Much has been made of Iran’s alleged support of the Huthi regime in Yemen. Lost in the glare of the politics is a remarkable resource in Iran for anyone interested in the history of Yemen and its culture, and indeed for the whole history of Islam and the region. This is a website devoted to classical Arabic and Persian texts, including several which are relevant to Yemen. It boasts some 6,742 books and over 27,000 journal articles.
Among the texts available to read and to search online are al-Hamdānī’s Ṣifat jazīrat al-‘Arab, Nashwān ibn Sa‘īd al-Ḥimyarī’s Mulūk Ḥimyar wa-aqyāl al-Yaman, al-Burayḥī’s Ṭabaqāt ṣulaḥā’ al-Yaman, al-Janadī’s Sulūk, al-Khazrajī’s al-‘Uqūd al-lu’lu’iyya, plus many more. In addition there is an online searchable edition of al-Zabīdī’s Tāj al-‘arūs, the lexicon of lexicons.
The remarkable feature of this website is that you can search the entire collection or search within an individual text. For example, if you type اليمن into the overall search function, it will give you hundreds of hits in a variety of Arabic books and journal articles, as noted above.
If you go to a specific text, like al-Hamdānī’s geographical text, and type in a location (like ذمار), you get all the times it occurs in the text.
(left to right: Dr Salwa Dammaj, Dr. Mohammed Gerhoum, Mohanad Ahmed Al Syani and other members of GOAMM)
The CAORC Kaplan Responsive Preservation Initiative awarded several projects for the preservation of the cultural heritage in Yemen. AIYS delivered the funds in a meeting held on Saturday, September 1, 2018. The meeting brought together the Resident Director of AIYS in Yemen Dr. Salwa Dammaj, Dr. Mohammed Gerhoum, Mohanad Ahmed Al Syani, Chairman of the General Organisation of Antiquities, Museums and Manuscripts of Yemen (GOAMM) , Shadad Al-Alie, Director of GOAMM in Dhamar, and Abdul Karim Al Nahari, Deputy Director of GOAMM. A number of officials in GOAMM were also in attendance. During the meeting, AIYS delivered the CAORC RPI award funds for the following projects:
1-Zafar’s Museum in the city of Ibb
2-Saiyoun’s Museum in Hadramawt
3-Baynun’s Museum in the city of Dhamar
4- Dhamar`s Museum .
The details about the start of the work and necessary requirements to get the projects done in accordance with the conditions agreed on with CAORC were discussed. AIYS will help CAORC follow up on the progress of the work at each site and field visits will be paid to the aforementioned museums where the projects are being carried out.

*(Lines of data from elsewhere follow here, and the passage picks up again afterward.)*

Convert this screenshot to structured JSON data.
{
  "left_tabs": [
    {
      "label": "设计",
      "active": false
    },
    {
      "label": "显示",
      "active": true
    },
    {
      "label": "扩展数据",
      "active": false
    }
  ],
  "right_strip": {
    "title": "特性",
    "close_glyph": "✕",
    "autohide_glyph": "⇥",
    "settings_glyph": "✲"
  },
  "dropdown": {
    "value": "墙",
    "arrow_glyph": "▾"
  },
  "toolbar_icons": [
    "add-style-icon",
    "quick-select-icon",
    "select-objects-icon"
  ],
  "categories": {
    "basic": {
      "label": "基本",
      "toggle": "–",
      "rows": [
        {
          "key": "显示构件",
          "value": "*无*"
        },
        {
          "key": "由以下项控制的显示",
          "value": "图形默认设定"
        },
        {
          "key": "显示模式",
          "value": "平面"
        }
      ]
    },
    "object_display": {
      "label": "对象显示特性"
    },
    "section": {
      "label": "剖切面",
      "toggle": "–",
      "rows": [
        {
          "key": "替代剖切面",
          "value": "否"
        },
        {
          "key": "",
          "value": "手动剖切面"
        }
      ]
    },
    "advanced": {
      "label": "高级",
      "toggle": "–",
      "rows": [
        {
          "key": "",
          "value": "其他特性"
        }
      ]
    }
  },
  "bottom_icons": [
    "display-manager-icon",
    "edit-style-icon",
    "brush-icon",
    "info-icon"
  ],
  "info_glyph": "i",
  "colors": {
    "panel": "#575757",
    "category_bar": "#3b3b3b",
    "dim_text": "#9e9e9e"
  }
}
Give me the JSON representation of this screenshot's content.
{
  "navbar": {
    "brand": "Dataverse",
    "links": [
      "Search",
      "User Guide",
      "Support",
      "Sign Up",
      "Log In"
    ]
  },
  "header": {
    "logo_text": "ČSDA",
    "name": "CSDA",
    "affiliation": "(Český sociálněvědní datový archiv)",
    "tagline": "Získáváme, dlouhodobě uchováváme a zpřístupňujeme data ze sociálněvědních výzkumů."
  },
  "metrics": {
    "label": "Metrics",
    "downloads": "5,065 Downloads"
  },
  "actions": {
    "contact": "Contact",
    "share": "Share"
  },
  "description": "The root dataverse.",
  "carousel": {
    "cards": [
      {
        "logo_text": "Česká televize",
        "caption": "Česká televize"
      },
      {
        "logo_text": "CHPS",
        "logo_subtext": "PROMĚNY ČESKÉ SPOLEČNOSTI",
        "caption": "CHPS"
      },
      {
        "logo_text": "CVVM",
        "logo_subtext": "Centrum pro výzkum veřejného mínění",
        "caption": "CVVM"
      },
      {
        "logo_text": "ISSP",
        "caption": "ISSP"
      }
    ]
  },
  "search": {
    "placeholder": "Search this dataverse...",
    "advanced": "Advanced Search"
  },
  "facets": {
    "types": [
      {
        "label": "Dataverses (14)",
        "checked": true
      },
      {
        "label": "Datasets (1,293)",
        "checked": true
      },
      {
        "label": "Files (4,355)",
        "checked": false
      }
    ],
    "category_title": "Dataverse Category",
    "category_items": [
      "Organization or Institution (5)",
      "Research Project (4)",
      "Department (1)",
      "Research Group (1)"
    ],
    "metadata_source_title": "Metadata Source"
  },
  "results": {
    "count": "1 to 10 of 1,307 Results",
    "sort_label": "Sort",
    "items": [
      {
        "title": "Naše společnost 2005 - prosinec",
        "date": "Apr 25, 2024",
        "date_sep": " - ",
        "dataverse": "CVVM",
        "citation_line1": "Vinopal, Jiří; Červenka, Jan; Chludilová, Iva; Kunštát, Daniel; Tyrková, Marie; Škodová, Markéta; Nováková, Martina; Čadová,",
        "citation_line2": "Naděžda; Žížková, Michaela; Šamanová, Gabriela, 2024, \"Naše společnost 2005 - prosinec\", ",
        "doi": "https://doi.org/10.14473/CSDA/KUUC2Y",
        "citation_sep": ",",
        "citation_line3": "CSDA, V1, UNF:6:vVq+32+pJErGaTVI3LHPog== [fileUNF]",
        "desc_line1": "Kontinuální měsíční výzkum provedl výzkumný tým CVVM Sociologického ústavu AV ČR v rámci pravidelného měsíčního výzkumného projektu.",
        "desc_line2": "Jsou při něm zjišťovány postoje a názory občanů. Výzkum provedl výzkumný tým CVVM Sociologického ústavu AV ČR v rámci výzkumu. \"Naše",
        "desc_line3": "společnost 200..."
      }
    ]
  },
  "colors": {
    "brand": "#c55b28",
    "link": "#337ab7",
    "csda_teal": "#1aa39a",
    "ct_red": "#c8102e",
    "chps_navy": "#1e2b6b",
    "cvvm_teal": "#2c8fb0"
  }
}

FoxNews has published an article on the destruction of Yemen’s archaeological heritage due to the current war, especially the Saudi-led coalition bombing. I was asked to comment by the journalist and two of my comments made it into the article. Bravo to FoxNews for drawing attention to the damage.
Here are my two quotes in the article:
“There are more archaeological sites in Yemen than anywhere else on the Arabian Peninsula,” stressed Daniel Varisco, Senior Postdoctoral Scholar for the Institute for Social Anthropology at the Austrian Academy of Sciences. “Especially important are the thousands of inscriptions in ancient South Arabic languages and dialects. These give details on the rulers, battles, religious rituals, economy and private letters.”
“First and foremost, it is the humanitarian crisis in Yemen that needs to be resolved by an immediate end to the war,” added Varisco. “Yet it is also important that the rich and unique cultural heritage of Yemen not be destroyed.”